16 June 2021, 14:00 – 15:00

As artificial intelligence becomes a popular topic in the news and popular culture, Research Libraries are experiencing an increase in available technology using AI. As the AI environment grows, it will become more and more important for librarians to familiarize themselves with these applications, their benefits, challenges, and implications. This presentation will examine North American academic librarian perceptions of AI, as well as the current state of AI strategic preparedness from research universities. The presenters will also discuss a series of workshops that they created to educate academic library users on artificial intelligence.

Amanda Wheatley is the Liaison Librarian for Management, Business, and Entrepreneurship at McGill University’s Humanities and Social Sciences Library in Montreal, Quebec, Canada. Her research interests include experiential learning, emerging technologies, and the intersection of artificial intelligence with information seeking behaviours.
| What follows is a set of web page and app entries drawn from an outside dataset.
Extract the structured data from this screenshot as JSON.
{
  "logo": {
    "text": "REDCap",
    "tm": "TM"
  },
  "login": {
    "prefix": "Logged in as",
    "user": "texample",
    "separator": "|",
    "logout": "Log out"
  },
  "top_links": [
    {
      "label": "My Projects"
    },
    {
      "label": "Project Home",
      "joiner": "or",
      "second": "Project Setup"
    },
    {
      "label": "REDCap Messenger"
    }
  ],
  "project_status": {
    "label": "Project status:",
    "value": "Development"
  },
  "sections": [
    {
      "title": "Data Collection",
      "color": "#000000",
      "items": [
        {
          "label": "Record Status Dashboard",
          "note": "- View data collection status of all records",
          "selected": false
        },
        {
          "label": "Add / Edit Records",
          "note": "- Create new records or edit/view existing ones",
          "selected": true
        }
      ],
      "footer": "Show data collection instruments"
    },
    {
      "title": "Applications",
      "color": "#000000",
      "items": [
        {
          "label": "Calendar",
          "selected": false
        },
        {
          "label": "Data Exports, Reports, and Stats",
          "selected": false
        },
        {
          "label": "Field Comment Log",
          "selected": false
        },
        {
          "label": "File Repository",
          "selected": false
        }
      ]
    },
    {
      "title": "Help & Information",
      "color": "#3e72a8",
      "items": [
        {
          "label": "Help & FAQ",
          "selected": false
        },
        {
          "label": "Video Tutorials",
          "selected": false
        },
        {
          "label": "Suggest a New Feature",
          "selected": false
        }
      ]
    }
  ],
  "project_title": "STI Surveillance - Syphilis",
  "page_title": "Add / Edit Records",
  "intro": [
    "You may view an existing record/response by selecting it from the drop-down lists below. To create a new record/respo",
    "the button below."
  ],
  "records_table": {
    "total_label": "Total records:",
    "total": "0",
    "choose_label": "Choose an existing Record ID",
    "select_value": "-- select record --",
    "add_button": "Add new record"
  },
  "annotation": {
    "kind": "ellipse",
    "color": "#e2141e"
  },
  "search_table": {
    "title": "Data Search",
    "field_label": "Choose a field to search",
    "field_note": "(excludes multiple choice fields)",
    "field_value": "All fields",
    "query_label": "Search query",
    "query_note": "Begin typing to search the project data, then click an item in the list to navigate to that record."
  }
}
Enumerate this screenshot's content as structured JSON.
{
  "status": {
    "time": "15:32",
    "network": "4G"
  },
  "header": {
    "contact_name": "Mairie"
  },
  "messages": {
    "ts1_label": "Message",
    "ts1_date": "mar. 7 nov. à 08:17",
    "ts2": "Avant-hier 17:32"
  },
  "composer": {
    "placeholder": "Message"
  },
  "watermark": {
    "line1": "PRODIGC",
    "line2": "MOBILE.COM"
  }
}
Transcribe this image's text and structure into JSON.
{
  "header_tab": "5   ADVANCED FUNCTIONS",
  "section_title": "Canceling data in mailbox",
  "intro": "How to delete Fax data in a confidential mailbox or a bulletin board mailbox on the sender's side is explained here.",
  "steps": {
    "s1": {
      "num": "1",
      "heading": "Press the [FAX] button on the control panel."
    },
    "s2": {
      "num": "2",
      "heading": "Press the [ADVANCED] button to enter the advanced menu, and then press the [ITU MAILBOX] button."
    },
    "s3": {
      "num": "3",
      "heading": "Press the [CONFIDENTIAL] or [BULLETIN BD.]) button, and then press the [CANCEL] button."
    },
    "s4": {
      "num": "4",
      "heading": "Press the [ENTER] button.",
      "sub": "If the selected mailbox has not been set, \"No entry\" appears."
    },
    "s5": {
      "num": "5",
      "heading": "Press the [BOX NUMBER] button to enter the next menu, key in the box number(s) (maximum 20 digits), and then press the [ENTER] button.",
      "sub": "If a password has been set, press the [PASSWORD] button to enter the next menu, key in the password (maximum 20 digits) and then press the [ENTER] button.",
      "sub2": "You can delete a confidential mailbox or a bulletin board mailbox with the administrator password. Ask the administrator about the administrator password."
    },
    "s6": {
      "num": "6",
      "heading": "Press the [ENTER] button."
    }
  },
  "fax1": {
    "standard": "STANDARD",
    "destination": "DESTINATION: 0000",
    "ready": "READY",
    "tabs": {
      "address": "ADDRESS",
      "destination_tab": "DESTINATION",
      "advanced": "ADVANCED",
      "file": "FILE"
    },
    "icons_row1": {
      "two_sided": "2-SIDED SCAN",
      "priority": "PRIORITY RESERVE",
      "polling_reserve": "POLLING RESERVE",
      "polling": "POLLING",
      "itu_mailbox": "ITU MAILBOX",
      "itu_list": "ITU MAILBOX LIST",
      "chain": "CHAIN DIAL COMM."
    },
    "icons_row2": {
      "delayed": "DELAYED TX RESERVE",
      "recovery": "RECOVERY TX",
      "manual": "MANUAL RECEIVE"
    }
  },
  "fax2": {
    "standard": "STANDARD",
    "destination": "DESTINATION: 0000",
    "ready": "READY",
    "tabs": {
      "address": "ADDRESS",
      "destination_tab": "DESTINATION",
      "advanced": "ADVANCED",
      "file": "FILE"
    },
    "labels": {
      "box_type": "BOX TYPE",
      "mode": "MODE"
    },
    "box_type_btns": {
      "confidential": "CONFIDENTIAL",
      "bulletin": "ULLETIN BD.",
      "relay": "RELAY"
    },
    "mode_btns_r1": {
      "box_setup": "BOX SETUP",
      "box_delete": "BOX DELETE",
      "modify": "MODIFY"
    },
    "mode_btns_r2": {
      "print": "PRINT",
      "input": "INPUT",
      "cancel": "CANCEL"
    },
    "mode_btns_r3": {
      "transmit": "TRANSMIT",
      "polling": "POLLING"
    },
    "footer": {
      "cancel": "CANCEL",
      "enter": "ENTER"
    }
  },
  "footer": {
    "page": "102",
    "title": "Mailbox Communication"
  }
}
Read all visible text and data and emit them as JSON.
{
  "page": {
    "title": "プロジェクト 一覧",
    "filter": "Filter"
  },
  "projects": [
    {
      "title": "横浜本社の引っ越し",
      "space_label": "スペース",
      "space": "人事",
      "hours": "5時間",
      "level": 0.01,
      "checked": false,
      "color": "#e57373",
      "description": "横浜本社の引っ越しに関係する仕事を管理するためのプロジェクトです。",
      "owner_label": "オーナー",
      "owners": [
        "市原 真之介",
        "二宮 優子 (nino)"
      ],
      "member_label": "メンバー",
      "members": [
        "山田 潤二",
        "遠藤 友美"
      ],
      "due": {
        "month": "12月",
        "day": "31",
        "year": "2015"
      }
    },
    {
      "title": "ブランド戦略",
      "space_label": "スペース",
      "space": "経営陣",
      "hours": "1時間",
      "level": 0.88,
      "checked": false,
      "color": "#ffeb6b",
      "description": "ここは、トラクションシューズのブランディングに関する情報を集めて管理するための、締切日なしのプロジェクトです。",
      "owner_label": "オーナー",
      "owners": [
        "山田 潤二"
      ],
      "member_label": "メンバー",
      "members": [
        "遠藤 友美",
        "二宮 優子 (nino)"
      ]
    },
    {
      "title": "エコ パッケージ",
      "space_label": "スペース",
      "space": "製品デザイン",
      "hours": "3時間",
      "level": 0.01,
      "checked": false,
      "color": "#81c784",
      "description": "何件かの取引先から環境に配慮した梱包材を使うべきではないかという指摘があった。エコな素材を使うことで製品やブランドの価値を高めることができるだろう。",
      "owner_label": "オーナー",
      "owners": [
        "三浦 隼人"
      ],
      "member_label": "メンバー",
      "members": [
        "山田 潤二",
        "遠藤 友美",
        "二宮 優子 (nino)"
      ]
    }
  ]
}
Sandy Hervieux is the Virtual Reference Coordinator and the Liaison Librarian for Political Science, Philosophy, and the School of Religious Studies at McGill University’s Humanities and Social Sciences Library in Montreal, Quebec, Canada. Her research interests include reference services, information literacy, and the impact of artificial intelligence on user services.